▶ _Task brief_
Search the entries for the word "icon". Copy every line where it turns up.

▶ _Available records_
◇ ◇ ◇ ◇

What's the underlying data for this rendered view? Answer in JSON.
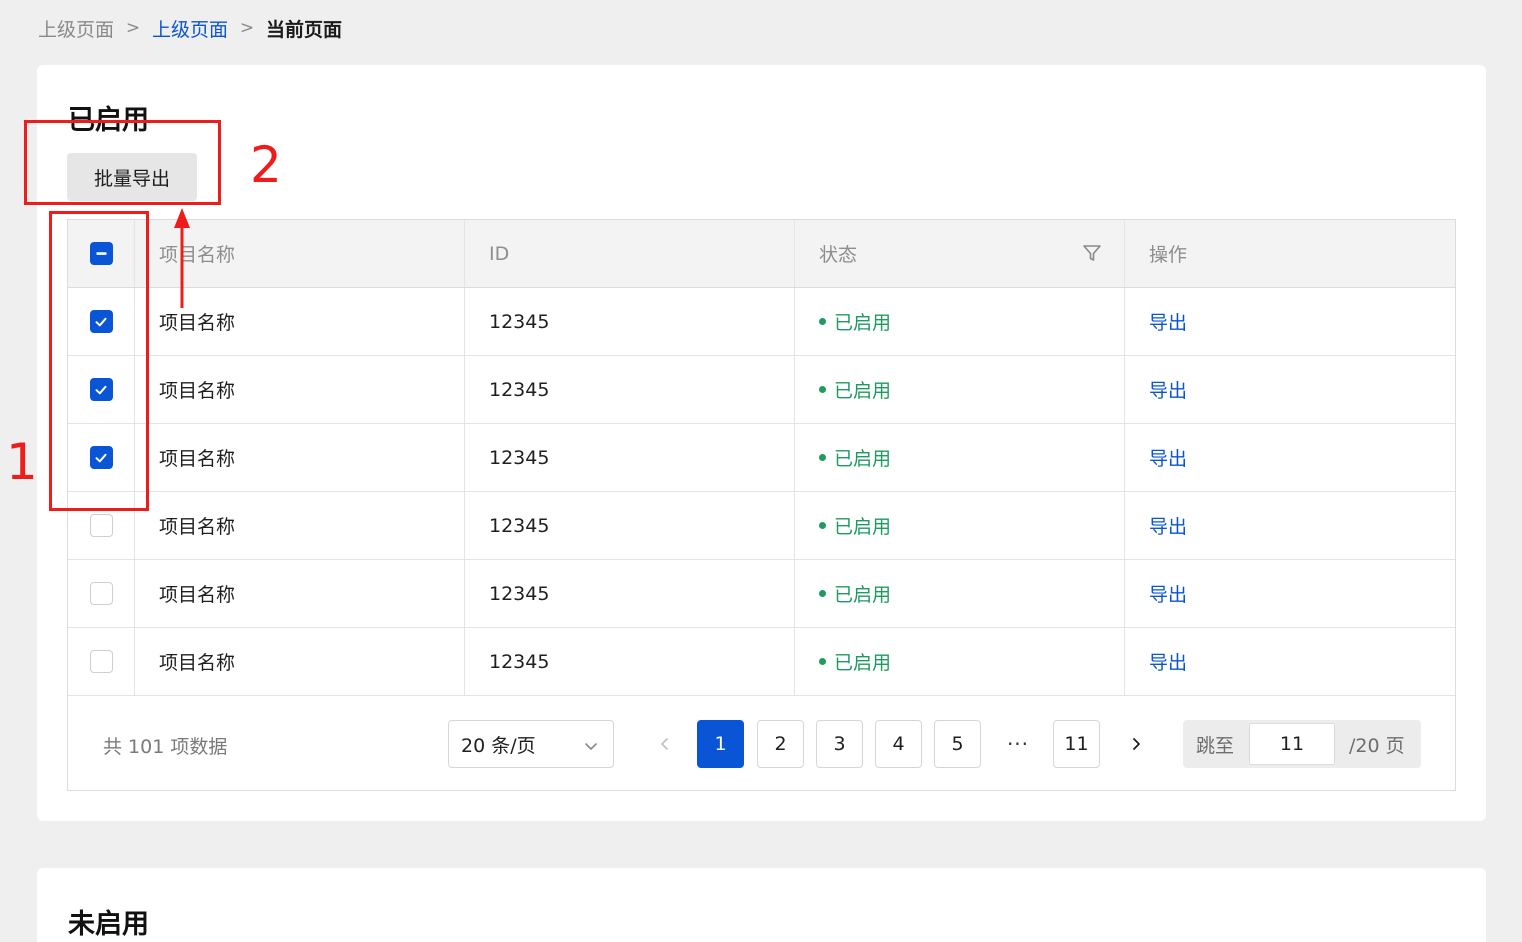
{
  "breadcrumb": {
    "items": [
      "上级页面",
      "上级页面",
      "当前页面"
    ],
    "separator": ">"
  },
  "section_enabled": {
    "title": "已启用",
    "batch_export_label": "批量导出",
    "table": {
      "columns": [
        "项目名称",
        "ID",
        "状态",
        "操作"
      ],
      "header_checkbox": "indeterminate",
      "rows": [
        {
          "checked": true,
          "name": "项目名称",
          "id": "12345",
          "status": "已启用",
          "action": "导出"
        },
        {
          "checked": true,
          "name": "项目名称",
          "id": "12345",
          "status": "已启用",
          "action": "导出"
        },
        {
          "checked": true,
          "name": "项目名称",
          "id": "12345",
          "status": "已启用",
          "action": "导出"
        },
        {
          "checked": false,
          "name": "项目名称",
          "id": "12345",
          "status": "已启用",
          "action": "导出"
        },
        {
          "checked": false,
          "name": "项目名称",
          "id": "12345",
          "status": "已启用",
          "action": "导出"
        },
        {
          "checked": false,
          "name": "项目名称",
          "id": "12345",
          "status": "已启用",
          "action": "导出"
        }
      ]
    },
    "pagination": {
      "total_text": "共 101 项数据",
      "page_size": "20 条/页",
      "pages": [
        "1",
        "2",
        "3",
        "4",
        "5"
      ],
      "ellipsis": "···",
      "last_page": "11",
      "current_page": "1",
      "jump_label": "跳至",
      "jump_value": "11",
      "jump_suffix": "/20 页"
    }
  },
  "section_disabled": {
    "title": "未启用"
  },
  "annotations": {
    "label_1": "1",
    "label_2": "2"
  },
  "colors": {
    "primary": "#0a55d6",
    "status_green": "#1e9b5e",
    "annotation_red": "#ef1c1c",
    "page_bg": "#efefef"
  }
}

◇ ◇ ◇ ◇

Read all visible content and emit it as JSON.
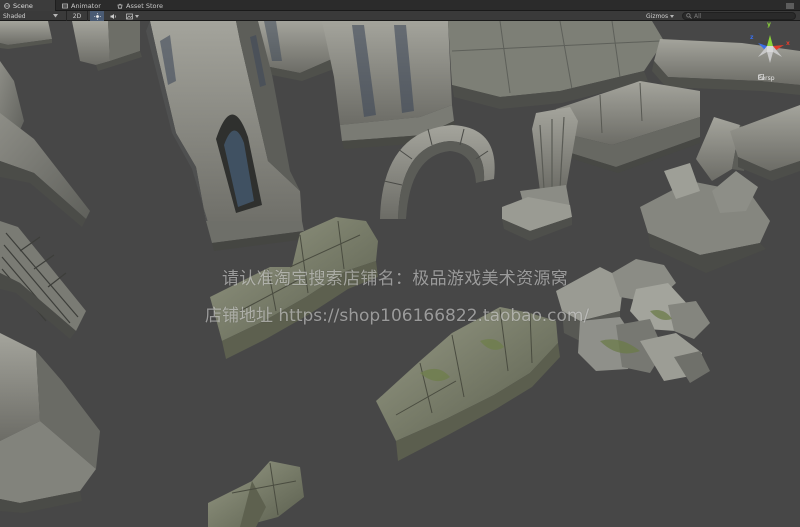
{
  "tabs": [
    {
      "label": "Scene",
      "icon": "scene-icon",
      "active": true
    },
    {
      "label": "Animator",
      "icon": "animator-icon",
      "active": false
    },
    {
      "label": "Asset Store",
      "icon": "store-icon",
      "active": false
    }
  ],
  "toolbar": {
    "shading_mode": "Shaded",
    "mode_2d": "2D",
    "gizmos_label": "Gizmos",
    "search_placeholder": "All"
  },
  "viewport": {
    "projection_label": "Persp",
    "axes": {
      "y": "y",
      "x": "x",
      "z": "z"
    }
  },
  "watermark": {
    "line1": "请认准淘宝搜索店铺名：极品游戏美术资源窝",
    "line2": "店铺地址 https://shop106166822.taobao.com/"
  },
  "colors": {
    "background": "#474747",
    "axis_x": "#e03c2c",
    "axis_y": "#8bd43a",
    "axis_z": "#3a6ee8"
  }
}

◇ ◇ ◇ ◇

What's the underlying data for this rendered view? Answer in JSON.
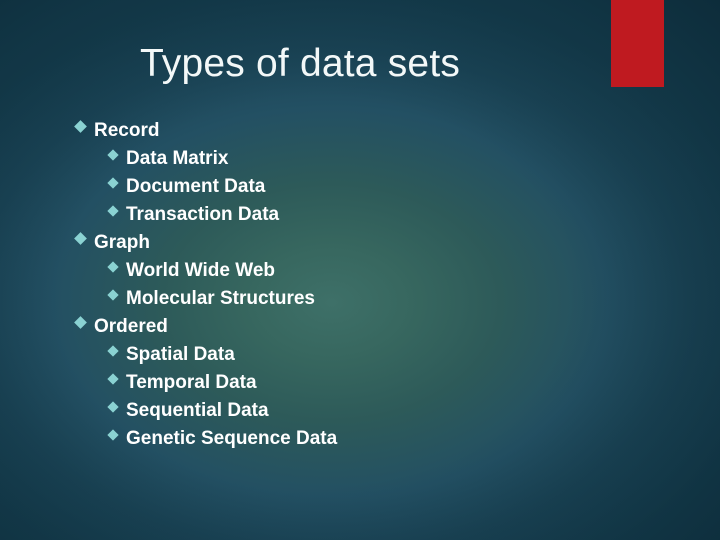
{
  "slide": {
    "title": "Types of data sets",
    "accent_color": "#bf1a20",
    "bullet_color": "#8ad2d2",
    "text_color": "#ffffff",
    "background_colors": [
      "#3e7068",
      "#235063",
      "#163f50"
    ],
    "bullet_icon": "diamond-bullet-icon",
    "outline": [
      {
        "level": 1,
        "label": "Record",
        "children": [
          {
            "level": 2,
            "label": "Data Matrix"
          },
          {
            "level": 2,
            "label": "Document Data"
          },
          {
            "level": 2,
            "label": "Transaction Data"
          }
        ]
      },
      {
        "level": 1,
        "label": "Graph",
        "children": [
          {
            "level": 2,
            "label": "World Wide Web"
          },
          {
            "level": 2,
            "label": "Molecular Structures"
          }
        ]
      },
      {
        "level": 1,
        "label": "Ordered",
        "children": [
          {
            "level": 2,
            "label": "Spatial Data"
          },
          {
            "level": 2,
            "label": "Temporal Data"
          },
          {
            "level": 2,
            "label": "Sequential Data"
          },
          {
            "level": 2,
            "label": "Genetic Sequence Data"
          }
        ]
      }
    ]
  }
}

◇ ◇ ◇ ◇

▶ _Your response_
      "icon": "scene-icon",
      "icon": "animator-icon",
      "icon": "store-icon",
    "bullet_icon": "diamond-bullet-icon",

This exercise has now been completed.